6. 61% of the FMBBVA Group customers are women, who have used microfinance to improve their quality of life, educate their children and develop their businesses. Do you consider microfinance to be a suitable way of empowering women and facilitating their socio-economic development?
United Nations statistics show that women represent the overwhelming majority of the world’s poor and have a higher unemployment rate than men. Yet as microfinance clients, women are more likely to repay their loans in a timely manner and less likely to default. Microfinance is a fantastic way for women to become more empowered and to help improve their local communities in a direct way.
7. Over recent years significant progress has been made in drawing up a legal framework that is more favourable to financial inclusion, incentivising the design of accessible and adequate financial products suitable for traditionally unbanked parts of society. Why do you think statistics show the uptake of such products to have been so low? What measures would you recommend to encourage more widespread use of microfinance products?
It’s important to consider the differences between microfinance clients and the traditional financial institution customer. Microfinance institutions are managing their portfolios in a community that may not have the systems in place to support the development of legal frameworks, which causes a delay in the implementation of new microfinance products.
8. The BBVA Microfinance Foundation is committed to good corporate governance and ensuring that microfinance operates transparently in the formal economy. Do you think that prudential regulation promoting transparency and best practices can help to incentivise more sustainable long-term economic and social development of microfinance institutions?
For financial inclusion efforts to remain successful, including in the microfinance area, there has to be sufficient oversight, transparency and institutional best practices. These are all essential elements for stable and resilient microfinance players in the long term. Good examples of those efforts are in India, Colombia, Peru or Bangladesh and other emerging market countries over the last few years. According to the IFC, microfinance still reaches less than 20 percent of its potential market. This sector has come a long way and will still need to improve to reach its full potential.

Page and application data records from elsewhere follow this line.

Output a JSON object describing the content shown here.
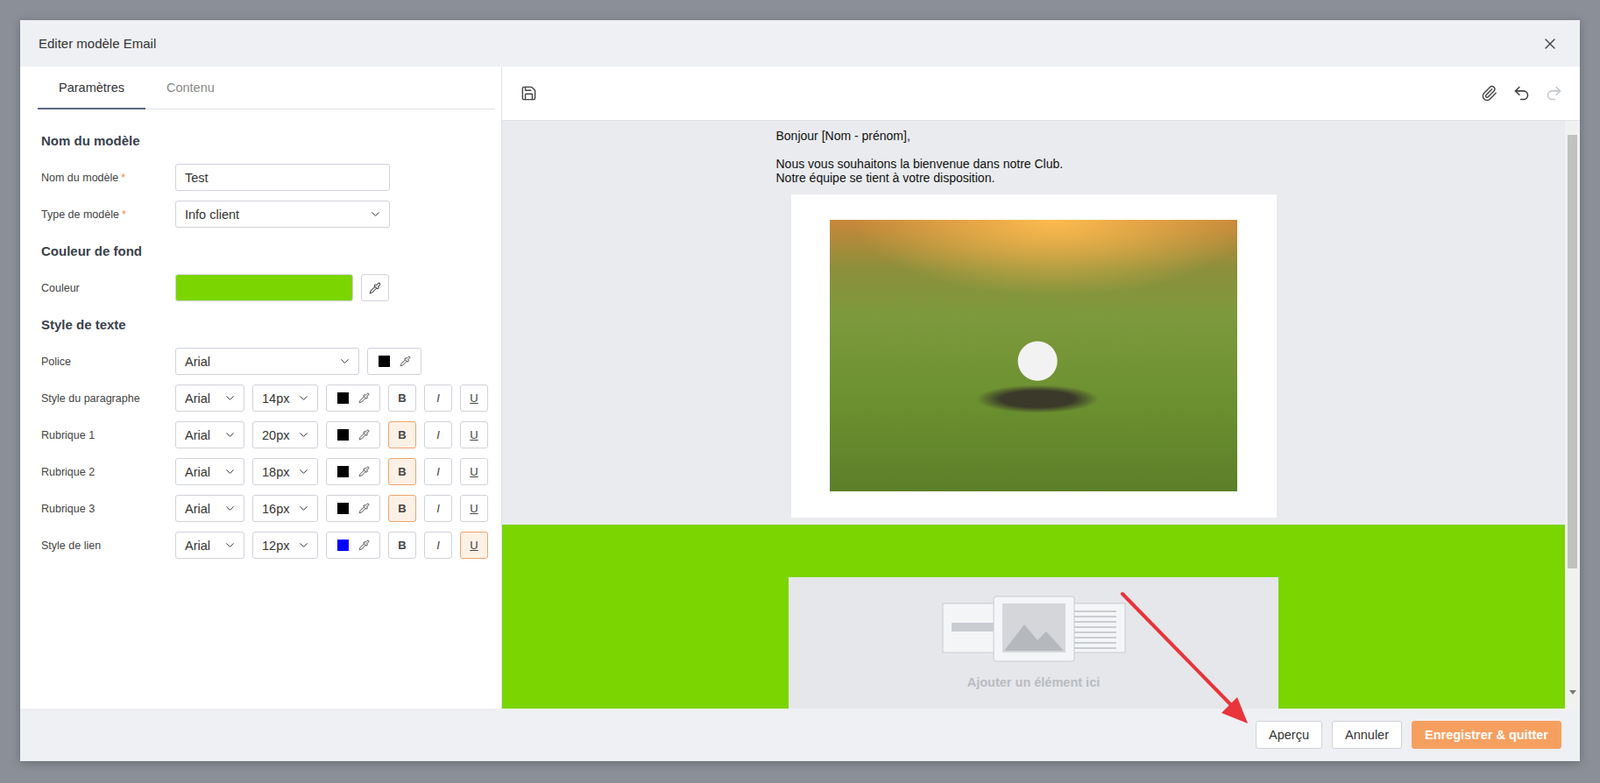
{
  "window": {
    "title": "Editer modèle Email"
  },
  "tabs": [
    {
      "label": "Paramètres",
      "selected": true
    },
    {
      "label": "Contenu",
      "selected": false
    }
  ],
  "required_mark": "*",
  "format_labels": [
    "B",
    "I",
    "U"
  ],
  "settings": {
    "name_section": "Nom du modèle",
    "fields": [
      {
        "label": "Nom du modèle",
        "required": true,
        "kind": "input",
        "value": "Test"
      },
      {
        "label": "Type de modèle",
        "required": true,
        "kind": "select",
        "value": "Info client"
      }
    ],
    "background": {
      "title": "Couleur de fond",
      "label": "Couleur",
      "color": "#7bd500"
    },
    "text_style": {
      "title": "Style de texte",
      "font": {
        "label": "Police",
        "value": "Arial",
        "color": "#000000"
      },
      "rows": [
        {
          "label": "Style du paragraphe",
          "font": "Arial",
          "size": "14px",
          "color": "#000000",
          "bold": false,
          "italic": false,
          "underline": false
        },
        {
          "label": "Rubrique 1",
          "font": "Arial",
          "size": "20px",
          "color": "#000000",
          "bold": true,
          "italic": false,
          "underline": false
        },
        {
          "label": "Rubrique 2",
          "font": "Arial",
          "size": "18px",
          "color": "#000000",
          "bold": true,
          "italic": false,
          "underline": false
        },
        {
          "label": "Rubrique 3",
          "font": "Arial",
          "size": "16px",
          "color": "#000000",
          "bold": true,
          "italic": false,
          "underline": false
        },
        {
          "label": "Style de lien",
          "font": "Arial",
          "size": "12px",
          "color": "#0000ff",
          "bold": false,
          "italic": false,
          "underline": true
        }
      ]
    }
  },
  "toolbar": {
    "undo_disabled": false,
    "redo_disabled": true
  },
  "editor": {
    "lines": [
      "Bonjour [Nom - prénom],",
      "",
      "Nous vous souhaitons la bienvenue dans notre Club.",
      "Notre équipe se tient à votre disposition."
    ],
    "band_color": "#7bd500",
    "placeholder": "Ajouter un élément ici"
  },
  "buttons": [
    {
      "label": "Aperçu",
      "kind": "secondary"
    },
    {
      "label": "Annuler",
      "kind": "secondary"
    },
    {
      "label": "Enregistrer & quitter",
      "kind": "primary"
    }
  ]
}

9. In this and earlier issues of Progreso, we have published innovative corporate-governance initiatives in emerging economies such as South Africa, Nigeria, Kenya and Ethiopia, fostering the adoption of the latest international standards. What impact do you think these might have? What challenges could they entail for industries, societies and other stakeholders?
Corporate governance for microfinance institutions is a crucial key to success and has been one of the main hurdles in the past. There are still a number of microfinance providers that are not organized with a clear, transparent and robust corporate governance structure and this poses a great risk for the microfinance industry as a whole. Advancing standardization on governance issues, introducing proper controls, checks and balances and more transparency in how such firms are run will lead to a healthier microfinance sector and will increase consumer protection. Initiatives like the BBVA Microfinance Foundation are leading efforts to standardize the industry around best practices of governance, in addition to regulation and supervision, and the IIF is committed to supporting those efforts.